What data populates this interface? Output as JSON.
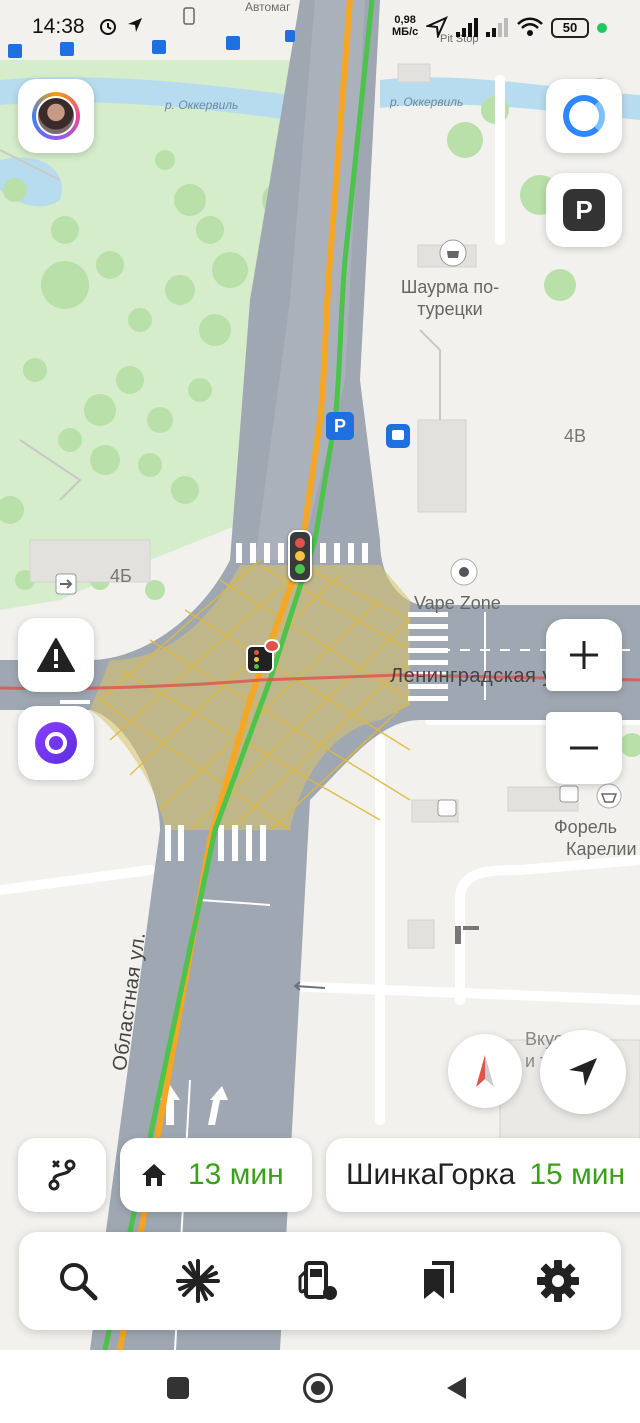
{
  "status_bar": {
    "time": "14:38",
    "speed_value": "0,98",
    "speed_unit": "МБ/с",
    "battery": "50"
  },
  "map": {
    "labels": {
      "top_shop": "Автомаг",
      "pit_stop": "Pit Stop",
      "river_left": "р. Оккервиль",
      "river_right": "р. Оккервиль",
      "shawarma_line1": "Шаурма по-",
      "shawarma_line2": "турецки",
      "house_4v": "4В",
      "house_4b": "4Б",
      "vape_zone": "Vape Zone",
      "leningradskaya": "Ленинградская ул.",
      "oblastnaya": "Областная ул.",
      "forel_line1": "Форель",
      "forel_line2": "Карелии",
      "vkusno_line1": "Вкусно —",
      "vkusno_line2": "и точка"
    },
    "icons": [
      "parking-icon",
      "bus-stop-icon",
      "traffic-light-icon",
      "traffic-camera-icon",
      "cafe-icon",
      "entrance-icon",
      "shop-basket-icon"
    ]
  },
  "controls": {
    "left": [
      "profile-avatar",
      "road-event-icon",
      "alice-icon"
    ],
    "right": [
      "alice-assistant-icon",
      "parking-layer-icon",
      "zoom-in-icon",
      "zoom-out-icon",
      "compass-icon",
      "my-location-icon"
    ]
  },
  "routes": {
    "chips": [
      {
        "icon": "route-icon"
      },
      {
        "icon": "home-icon",
        "name": "",
        "time": "13 мин"
      },
      {
        "name": "ШинкаГорка",
        "time": "15 мин"
      }
    ]
  },
  "toolbar": {
    "items": [
      "search-icon",
      "discovery-icon",
      "gas-station-icon",
      "bookmarks-icon",
      "settings-icon"
    ]
  },
  "colors": {
    "accent_green": "#3aa019",
    "route_orange": "#f5a623",
    "traffic_green": "#4cc34a",
    "park_green": "#d7efcf",
    "water": "#b7dbee",
    "road": "#9ea6b1"
  }
}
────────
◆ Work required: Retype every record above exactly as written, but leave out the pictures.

◆ Written solution:
What data populates this interface? Output as JSON.
{
  "status_bar": {
    "time": "14:38",
    "speed_value": "0,98",
    "speed_unit": "МБ/с",
    "battery": "50"
  },
  "map": {
    "labels": {
      "top_shop": "Автомаг",
      "pit_stop": "Pit Stop",
      "river_left": "р. Оккервиль",
      "river_right": "р. Оккервиль",
      "shawarma_line1": "Шаурма по-",
      "shawarma_line2": "турецки",
      "house_4v": "4В",
      "house_4b": "4Б",
      "vape_zone": "Vape Zone",
      "leningradskaya": "Ленинградская ул.",
      "oblastnaya": "Областная ул.",
      "forel_line1": "Форель",
      "forel_line2": "Карелии",
      "vkusno_line1": "Вкусно —",
      "vkusno_line2": "и точка"
    },
    "icons": [
      "parking-icon",
      "bus-stop-icon",
      "traffic-light-icon",
      "traffic-camera-icon",
      "cafe-icon",
      "entrance-icon",
      "shop-basket-icon"
    ]
  },
  "controls": {
    "left": [
      "profile-avatar",
      "road-event-icon",
      "alice-icon"
    ],
    "right": [
      "alice-assistant-icon",
      "parking-layer-icon",
      "zoom-in-icon",
      "zoom-out-icon",
      "compass-icon",
      "my-location-icon"
    ]
  },
  "routes": {
    "chips": [
      {
        "icon": "route-icon"
      },
      {
        "icon": "home-icon",
        "name": "",
        "time": "13 мин"
      },
      {
        "name": "ШинкаГорка",
        "time": "15 мин"
      }
    ]
  },
  "toolbar": {
    "items": [
      "search-icon",
      "discovery-icon",
      "gas-station-icon",
      "bookmarks-icon",
      "settings-icon"
    ]
  },
  "colors": {
    "accent_green": "#3aa019",
    "route_orange": "#f5a623",
    "traffic_green": "#4cc34a",
    "park_green": "#d7efcf",
    "water": "#b7dbee",
    "road": "#9ea6b1"
  }
}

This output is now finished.